On December 2nd, 2016, Governor Charlie Baker signed the MDSC’s Organ Transplant Bill into law. This priority bill, sponsored by Representative James Cantwell, prevents discrimination against anyone with an intellectual or developmental disability in need of an organ transplant, ensuring that all people with Down syndrome have access to the live-saving treatments they need.
ABLE Act Becomes Law
The landmark ABLE Act allows families to save for their loved ones with disabilities without being punished. Since the passing of the act in 2014 (our lobbying led to the entire Massachusetts congressional delegation sponsoring the bill), implementation of the ABLE Act remains a top national priority. In the fall of 2015, MDSC submitted comments to the federal government advocating for provisions to enhance the flexibility of ABLE accounts for self-advocates and their families. Soon after, the IRS issued interim guidance that will make it easier for state administrators to establish and administer ABLE programs in an expedient and efficient manner.

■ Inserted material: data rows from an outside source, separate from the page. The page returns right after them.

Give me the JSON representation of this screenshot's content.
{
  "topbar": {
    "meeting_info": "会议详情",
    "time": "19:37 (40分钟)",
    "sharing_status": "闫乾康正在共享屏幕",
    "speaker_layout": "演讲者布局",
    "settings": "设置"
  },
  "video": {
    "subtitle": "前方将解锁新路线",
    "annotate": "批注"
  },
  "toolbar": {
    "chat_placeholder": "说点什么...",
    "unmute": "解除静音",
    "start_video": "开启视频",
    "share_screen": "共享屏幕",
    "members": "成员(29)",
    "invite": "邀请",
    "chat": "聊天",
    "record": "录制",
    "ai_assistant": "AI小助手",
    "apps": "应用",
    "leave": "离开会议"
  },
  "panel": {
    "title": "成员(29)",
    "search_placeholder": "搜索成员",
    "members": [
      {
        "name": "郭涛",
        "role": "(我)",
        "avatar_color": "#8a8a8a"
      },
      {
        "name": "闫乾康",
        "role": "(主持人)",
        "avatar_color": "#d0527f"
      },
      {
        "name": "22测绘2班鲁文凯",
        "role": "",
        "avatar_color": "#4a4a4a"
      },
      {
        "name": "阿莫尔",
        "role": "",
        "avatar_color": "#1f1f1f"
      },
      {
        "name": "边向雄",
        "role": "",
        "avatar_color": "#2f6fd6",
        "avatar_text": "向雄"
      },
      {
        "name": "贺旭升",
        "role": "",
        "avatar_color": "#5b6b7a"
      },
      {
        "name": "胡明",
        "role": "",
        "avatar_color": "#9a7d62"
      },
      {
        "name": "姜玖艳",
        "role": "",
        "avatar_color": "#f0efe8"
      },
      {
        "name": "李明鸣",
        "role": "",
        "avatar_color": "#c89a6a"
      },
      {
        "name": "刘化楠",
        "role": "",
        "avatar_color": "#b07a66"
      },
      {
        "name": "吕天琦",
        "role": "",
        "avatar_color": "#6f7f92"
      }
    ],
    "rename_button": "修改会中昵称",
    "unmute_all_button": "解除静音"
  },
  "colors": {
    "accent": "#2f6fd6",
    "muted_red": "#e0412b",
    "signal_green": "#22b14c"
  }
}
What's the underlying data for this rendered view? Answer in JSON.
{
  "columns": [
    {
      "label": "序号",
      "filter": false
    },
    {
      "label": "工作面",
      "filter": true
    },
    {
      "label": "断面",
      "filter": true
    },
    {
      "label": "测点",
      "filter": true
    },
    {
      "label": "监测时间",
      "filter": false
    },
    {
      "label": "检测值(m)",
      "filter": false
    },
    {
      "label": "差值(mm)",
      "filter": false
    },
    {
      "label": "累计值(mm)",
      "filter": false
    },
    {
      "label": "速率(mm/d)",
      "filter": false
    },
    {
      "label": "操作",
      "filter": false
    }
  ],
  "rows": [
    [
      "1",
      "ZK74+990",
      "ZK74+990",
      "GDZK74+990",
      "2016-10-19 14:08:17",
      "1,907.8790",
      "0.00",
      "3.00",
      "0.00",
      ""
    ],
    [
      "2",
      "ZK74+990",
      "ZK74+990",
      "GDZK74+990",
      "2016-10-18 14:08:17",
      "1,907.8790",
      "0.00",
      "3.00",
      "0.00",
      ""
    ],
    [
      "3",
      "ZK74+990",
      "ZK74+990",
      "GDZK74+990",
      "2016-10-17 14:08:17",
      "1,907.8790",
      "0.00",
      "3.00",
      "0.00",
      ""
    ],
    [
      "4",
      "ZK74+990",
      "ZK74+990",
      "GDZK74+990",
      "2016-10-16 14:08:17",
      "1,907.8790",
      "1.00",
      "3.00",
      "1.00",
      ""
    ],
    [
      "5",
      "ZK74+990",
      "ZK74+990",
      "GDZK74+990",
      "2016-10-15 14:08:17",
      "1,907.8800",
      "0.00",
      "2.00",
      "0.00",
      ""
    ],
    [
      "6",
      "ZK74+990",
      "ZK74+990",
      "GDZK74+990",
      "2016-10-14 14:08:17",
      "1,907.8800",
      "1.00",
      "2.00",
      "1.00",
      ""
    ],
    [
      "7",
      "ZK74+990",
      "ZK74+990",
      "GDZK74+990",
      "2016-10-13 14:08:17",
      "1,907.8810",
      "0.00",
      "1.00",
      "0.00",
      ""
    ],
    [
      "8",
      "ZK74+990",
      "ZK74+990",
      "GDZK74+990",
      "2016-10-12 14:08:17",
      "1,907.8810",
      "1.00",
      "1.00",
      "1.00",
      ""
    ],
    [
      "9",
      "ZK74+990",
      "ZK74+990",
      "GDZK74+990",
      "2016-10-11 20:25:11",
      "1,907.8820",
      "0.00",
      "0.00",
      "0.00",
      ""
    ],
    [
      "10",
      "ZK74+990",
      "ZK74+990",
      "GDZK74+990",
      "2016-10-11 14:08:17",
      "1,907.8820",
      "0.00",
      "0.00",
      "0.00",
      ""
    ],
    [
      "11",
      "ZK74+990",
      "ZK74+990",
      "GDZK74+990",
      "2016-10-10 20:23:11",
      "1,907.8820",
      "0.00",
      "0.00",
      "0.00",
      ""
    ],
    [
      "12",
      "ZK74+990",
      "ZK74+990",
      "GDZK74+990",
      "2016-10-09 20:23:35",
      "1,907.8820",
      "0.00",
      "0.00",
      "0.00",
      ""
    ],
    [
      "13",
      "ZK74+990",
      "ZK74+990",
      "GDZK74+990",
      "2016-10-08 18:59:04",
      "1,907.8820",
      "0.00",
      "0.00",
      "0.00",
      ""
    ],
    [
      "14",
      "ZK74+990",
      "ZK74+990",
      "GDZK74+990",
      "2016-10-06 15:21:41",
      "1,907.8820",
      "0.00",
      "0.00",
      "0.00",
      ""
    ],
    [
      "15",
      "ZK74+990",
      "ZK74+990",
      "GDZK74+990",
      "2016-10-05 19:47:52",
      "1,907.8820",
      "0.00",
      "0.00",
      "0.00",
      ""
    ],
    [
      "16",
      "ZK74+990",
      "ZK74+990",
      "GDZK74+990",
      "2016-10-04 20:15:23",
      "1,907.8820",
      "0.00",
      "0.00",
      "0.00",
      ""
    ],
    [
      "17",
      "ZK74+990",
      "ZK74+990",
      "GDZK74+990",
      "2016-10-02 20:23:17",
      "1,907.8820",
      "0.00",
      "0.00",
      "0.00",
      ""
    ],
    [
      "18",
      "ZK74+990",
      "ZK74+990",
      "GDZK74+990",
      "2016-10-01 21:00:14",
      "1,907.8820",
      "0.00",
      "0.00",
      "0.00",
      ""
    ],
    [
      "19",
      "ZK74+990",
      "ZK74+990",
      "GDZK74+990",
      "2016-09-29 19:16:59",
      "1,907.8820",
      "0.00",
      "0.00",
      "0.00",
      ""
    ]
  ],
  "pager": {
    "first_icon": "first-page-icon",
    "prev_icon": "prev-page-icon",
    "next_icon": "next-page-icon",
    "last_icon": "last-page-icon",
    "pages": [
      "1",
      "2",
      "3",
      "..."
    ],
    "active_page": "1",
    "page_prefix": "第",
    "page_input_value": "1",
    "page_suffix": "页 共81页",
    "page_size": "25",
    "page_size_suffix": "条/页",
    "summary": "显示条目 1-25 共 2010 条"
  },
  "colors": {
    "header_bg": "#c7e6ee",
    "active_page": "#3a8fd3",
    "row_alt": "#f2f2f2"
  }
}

In the Spring of 2014, MDSC celebrated the launch of tax-advantaged ABLE accounts for individuals with disabilities in Massachusetts at the State House. Going forward, people with Down syndrome in Massachusetts and the rest of the country will be able to work and save for their future without losing access to important benefits.
See the complete communication about the Massachusetts passage of the ABLE Act from our Executive Director here.
An Act Relative to Real Lives Becomes Law
The Real Lives Bill, sponsored by Representative Tim Sannicandro, streamlines the funding mechanism for people with disabilities receiving state support and allow families greater control and flexibility over their supports.
Learn more about the Massachusetts Department of Developmental Services’ Self-Determination Advisory Board (SDAB), which executes and reviews progress made on the Real Lives Bill’s agenda.
An Act to Require National Background Checks Becomes Law
The National Background Check (NBC) Bill requires employees working with persons served by the Massachusetts Department of Developmental Services (DDS) to undergo federal criminal background checks in addition to the state checks that are already mandatory.
Read Executive Director Maureen Gallagher’s testimony in support of the NBC Bill here.
See the complete communication about the passage of the Real Lives Bill and the National Background Check Bill from our Executive Director here.
An Act Relative to Down Syndrome Genetic Test Results Becomes Law
This law, sponsored by Representative Tom Sannicandro and then State Senator Katherine Clark, mandates that new or expectant parents of children with Down syndrome are given the latest, culturally-appropriate information about what it means to have a child with Down syndrome and contact information for services to ensure they have access to the supports that every family in their position needs. The legislation specifically identifies the MDSC’s Parents First Call Program as a key resource for these families, formally recognizing our signature outreach program, which is a national model in the field. Given recent scientific developments around prenatal diagnosis, it was critical to get a bill like this on the books.
See the complete communication about the passage of the Prenatal Bill from our Executive Director here.